Data entries:
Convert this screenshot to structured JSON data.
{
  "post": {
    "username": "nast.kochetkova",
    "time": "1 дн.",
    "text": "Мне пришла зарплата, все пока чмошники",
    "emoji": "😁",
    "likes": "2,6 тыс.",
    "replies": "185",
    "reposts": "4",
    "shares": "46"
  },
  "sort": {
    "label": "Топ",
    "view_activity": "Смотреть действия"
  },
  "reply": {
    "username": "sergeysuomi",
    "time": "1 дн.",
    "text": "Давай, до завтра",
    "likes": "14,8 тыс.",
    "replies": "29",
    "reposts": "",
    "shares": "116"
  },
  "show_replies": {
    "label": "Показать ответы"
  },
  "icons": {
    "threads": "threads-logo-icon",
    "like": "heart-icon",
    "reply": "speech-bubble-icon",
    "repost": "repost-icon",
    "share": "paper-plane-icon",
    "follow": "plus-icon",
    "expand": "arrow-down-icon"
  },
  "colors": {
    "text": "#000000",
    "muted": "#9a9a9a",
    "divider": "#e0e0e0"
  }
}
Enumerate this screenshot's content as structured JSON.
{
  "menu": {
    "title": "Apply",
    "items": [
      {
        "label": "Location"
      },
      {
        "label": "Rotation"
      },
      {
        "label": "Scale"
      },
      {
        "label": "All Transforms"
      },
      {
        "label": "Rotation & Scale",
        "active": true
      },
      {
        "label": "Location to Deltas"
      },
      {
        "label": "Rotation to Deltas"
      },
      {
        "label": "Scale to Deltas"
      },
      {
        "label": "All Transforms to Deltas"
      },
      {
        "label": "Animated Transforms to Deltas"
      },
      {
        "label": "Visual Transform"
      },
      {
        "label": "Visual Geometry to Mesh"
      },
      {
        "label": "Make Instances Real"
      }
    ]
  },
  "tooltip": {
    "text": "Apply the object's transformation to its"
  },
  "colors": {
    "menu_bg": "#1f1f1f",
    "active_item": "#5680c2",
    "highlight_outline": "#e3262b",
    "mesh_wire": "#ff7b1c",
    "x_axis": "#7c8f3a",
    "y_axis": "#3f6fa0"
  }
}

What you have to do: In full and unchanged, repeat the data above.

Output below:
Convert this screenshot to structured JSON data.
{
  "post": {
    "username": "nast.kochetkova",
    "time": "1 дн.",
    "text": "Мне пришла зарплата, все пока чмошники",
    "emoji": "😁",
    "likes": "2,6 тыс.",
    "replies": "185",
    "reposts": "4",
    "shares": "46"
  },
  "sort": {
    "label": "Топ",
    "view_activity": "Смотреть действия"
  },
  "reply": {
    "username": "sergeysuomi",
    "time": "1 дн.",
    "text": "Давай, до завтра",
    "likes": "14,8 тыс.",
    "replies": "29",
    "reposts": "",
    "shares": "116"
  },
  "show_replies": {
    "label": "Показать ответы"
  },
  "icons": {
    "threads": "threads-logo-icon",
    "like": "heart-icon",
    "reply": "speech-bubble-icon",
    "repost": "repost-icon",
    "share": "paper-plane-icon",
    "follow": "plus-icon",
    "expand": "arrow-down-icon"
  },
  "colors": {
    "text": "#000000",
    "muted": "#9a9a9a",
    "divider": "#e0e0e0"
  }
}
Enumerate this screenshot's content as structured JSON.
{
  "menu": {
    "title": "Apply",
    "items": [
      {
        "label": "Location"
      },
      {
        "label": "Rotation"
      },
      {
        "label": "Scale"
      },
      {
        "label": "All Transforms"
      },
      {
        "label": "Rotation & Scale",
        "active": true
      },
      {
        "label": "Location to Deltas"
      },
      {
        "label": "Rotation to Deltas"
      },
      {
        "label": "Scale to Deltas"
      },
      {
        "label": "All Transforms to Deltas"
      },
      {
        "label": "Animated Transforms to Deltas"
      },
      {
        "label": "Visual Transform"
      },
      {
        "label": "Visual Geometry to Mesh"
      },
      {
        "label": "Make Instances Real"
      }
    ]
  },
  "tooltip": {
    "text": "Apply the object's transformation to its"
  },
  "colors": {
    "menu_bg": "#1f1f1f",
    "active_item": "#5680c2",
    "highlight_outline": "#e3262b",
    "mesh_wire": "#ff7b1c",
    "x_axis": "#7c8f3a",
    "y_axis": "#3f6fa0"
  }
}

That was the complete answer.